      Virus-laden droplets are larger than 100 microns and are mostly produced when people sneeze or cough.

      According to the paper in Science, these larger droplets remain suspended in the air for less than five seconds. Therefore, they are a poor deliverer of respiratory viruses, only doing this within a short range.

      In May of 2021, three researchers—Oxford University's Dr. Trisha Greenhalgh, UVic nursing professor Damien Contandriopoulos, and Brunel Business School professor Mustafa Ozbilgin—wrote a paper explaining the failure of public bodies to acknowledge and act in a timely manner on the evidence base for airborne transmission of COVID-19.

      One of their three case studies was British Columbia.

      "Aerosol scientists—typically, chemists, and engineers—representing the heterodoxy were systematically excluded from key decision-making networks and committees," the researchers stated. "Dominant discourses defined these scientists’ ideas and methodologies as weak, their empirical findings as untrustworthy or insignificant, and their contributions to debate as unhelpful."

      As recently as last February, Vancouver Coastal Health's chief medical health officer, Dr. Patricia Daly, claimed that there's great debate over whether COVID-19 is airborne.

      Around the same time, one of the signatories to the 2020 letter, Srigley, and one of her colleagues, Dr. Alison Lopez of B.C. Children's Hospital, wrote a letter to the Lancet questioning whether the dominant form of transmission of the virus was airborne.

      That came after Jimenez and other researchers had published a paper in Environmental Science & Technology examining key factors influencing airborne transmission of COVID-19 indoors and comparing its spread to measles and tuberculosis.

      "Measles outbreaks occur at much lower risk parameter values than COVID-19, while tuberculosis outbreaks are observed at higher risk parameter values," the researchers wrote. "Because both diseases are accepted as airborne, the fact that COVID-19 is less contagious than measles does not rule out airborne transmission."

      Now that Henry has publicly acknowledged that COVID-19 is transmitted through the air, will health authorities invite greater input from chemists and engineers in efforts to reduce the spread?

      And if so, what form will this take?

      Or is simply saying that a disease is airborne mean that there will be zero change in how the province responds?

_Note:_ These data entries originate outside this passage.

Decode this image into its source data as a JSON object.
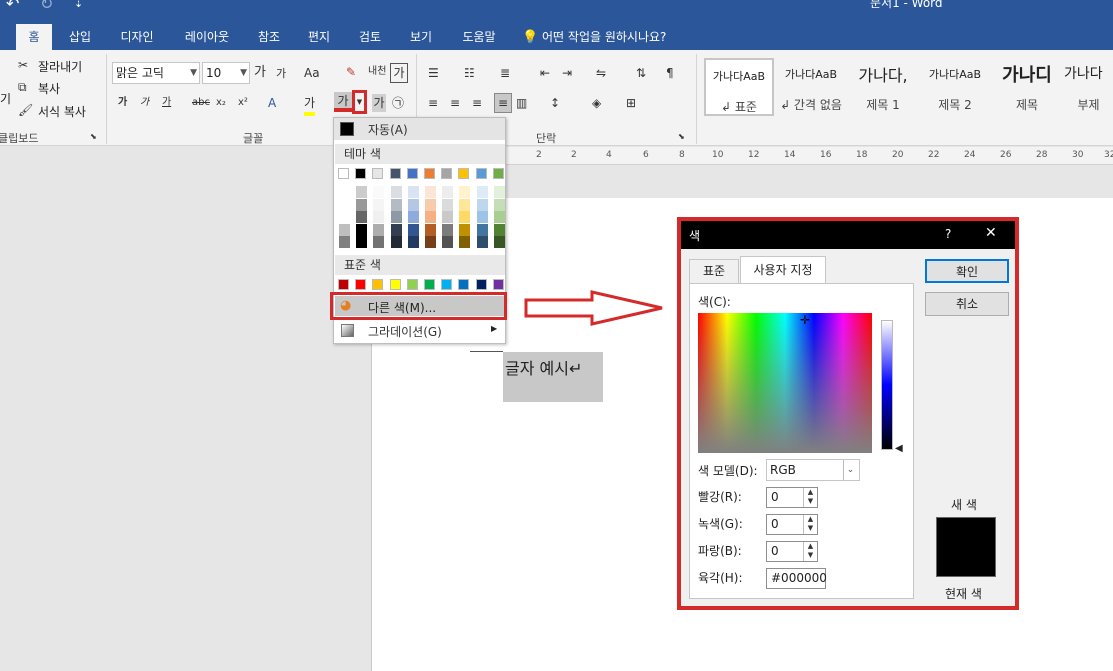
{
  "titlebar": {
    "doc_title": "문서1  -  Word",
    "undo": "↶",
    "redo": "↻",
    "customize": "⇣"
  },
  "tabs": [
    "홈",
    "삽입",
    "디자인",
    "레이아웃",
    "참조",
    "편지",
    "검토",
    "보기",
    "도움말"
  ],
  "tell_me": "어떤 작업을 원하시나요?",
  "clipboard": {
    "cut": "잘라내기",
    "copy": "복사",
    "format_painter": "서식 복사",
    "paste_partial": "기",
    "group": "클립보드"
  },
  "font": {
    "name": "맑은 고딕",
    "size": "10",
    "grow": "가",
    "shrink": "가",
    "case": "Aa",
    "bold": "가",
    "italic": "가",
    "underline": "가",
    "strike": "abc",
    "subscript": "x₂",
    "superscript": "x²",
    "phonetic": "내천",
    "border_char": "가",
    "font_color": "가",
    "shade": "가",
    "enclose": "㉠",
    "group": "글꼴"
  },
  "paragraph": {
    "group": "단락"
  },
  "styles": [
    {
      "preview": "가나다AaB",
      "label": "↲ 표준"
    },
    {
      "preview": "가나다AaB",
      "label": "↲ 간격 없음"
    },
    {
      "preview": "가나다,",
      "label": "제목 1"
    },
    {
      "preview": "가나다AaB",
      "label": "제목 2"
    },
    {
      "preview": "가나디",
      "label": "제목"
    },
    {
      "preview": "가나다",
      "label": "부제"
    }
  ],
  "ruler": [
    "2",
    "2",
    "4",
    "6",
    "8",
    "10",
    "12",
    "14",
    "16",
    "18",
    "20",
    "22",
    "24",
    "26",
    "28",
    "30",
    "32"
  ],
  "document": {
    "sample_text": "글자  예시↵"
  },
  "dropdown": {
    "auto": "자동(A)",
    "theme_header": "테마 색",
    "standard_header": "표준 색",
    "more_colors": "다른 색(M)...",
    "gradient": "그라데이션(G)",
    "theme_colors": [
      "#ffffff",
      "#000000",
      "#e7e6e6",
      "#44546a",
      "#4472c4",
      "#ed7d31",
      "#a5a5a5",
      "#ffc000",
      "#5b9bd5",
      "#70ad47"
    ],
    "standard_colors": [
      "#c00000",
      "#ff0000",
      "#ffc000",
      "#ffff00",
      "#92d050",
      "#00b050",
      "#00b0f0",
      "#0070c0",
      "#002060",
      "#7030a0"
    ]
  },
  "dialog": {
    "title": "색",
    "help": "?",
    "close": "✕",
    "tab_standard": "표준",
    "tab_custom": "사용자 지정",
    "colors_label": "색(C):",
    "model_label": "색 모델(D):",
    "model_value": "RGB",
    "red_label": "빨강(R):",
    "green_label": "녹색(G):",
    "blue_label": "파랑(B):",
    "hex_label": "육각(H):",
    "red": "0",
    "green": "0",
    "blue": "0",
    "hex": "#000000",
    "ok": "확인",
    "cancel": "취소",
    "new_color": "새 색",
    "current_color": "현재 색",
    "accent": "#d42a2a"
  }
}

      Talk-show hosts like Johal might want to raise these issues with Henry, Dix, and the future premier of the province, David Eby, the next time they appear on their programs.

      These broadcasters should also consider pressing B.C. Liberal Leader Kevin Falcon, given that he's been a COVID-19 enabler by letting the government off the hook.

      With nearly 4,000 COVID-linked deaths in B.C. by official statistics and thousands more "excess-mortality" deaths since the pandemic began, it's time start demanding accountability with more targeted and scientifically informed questions for our leaders.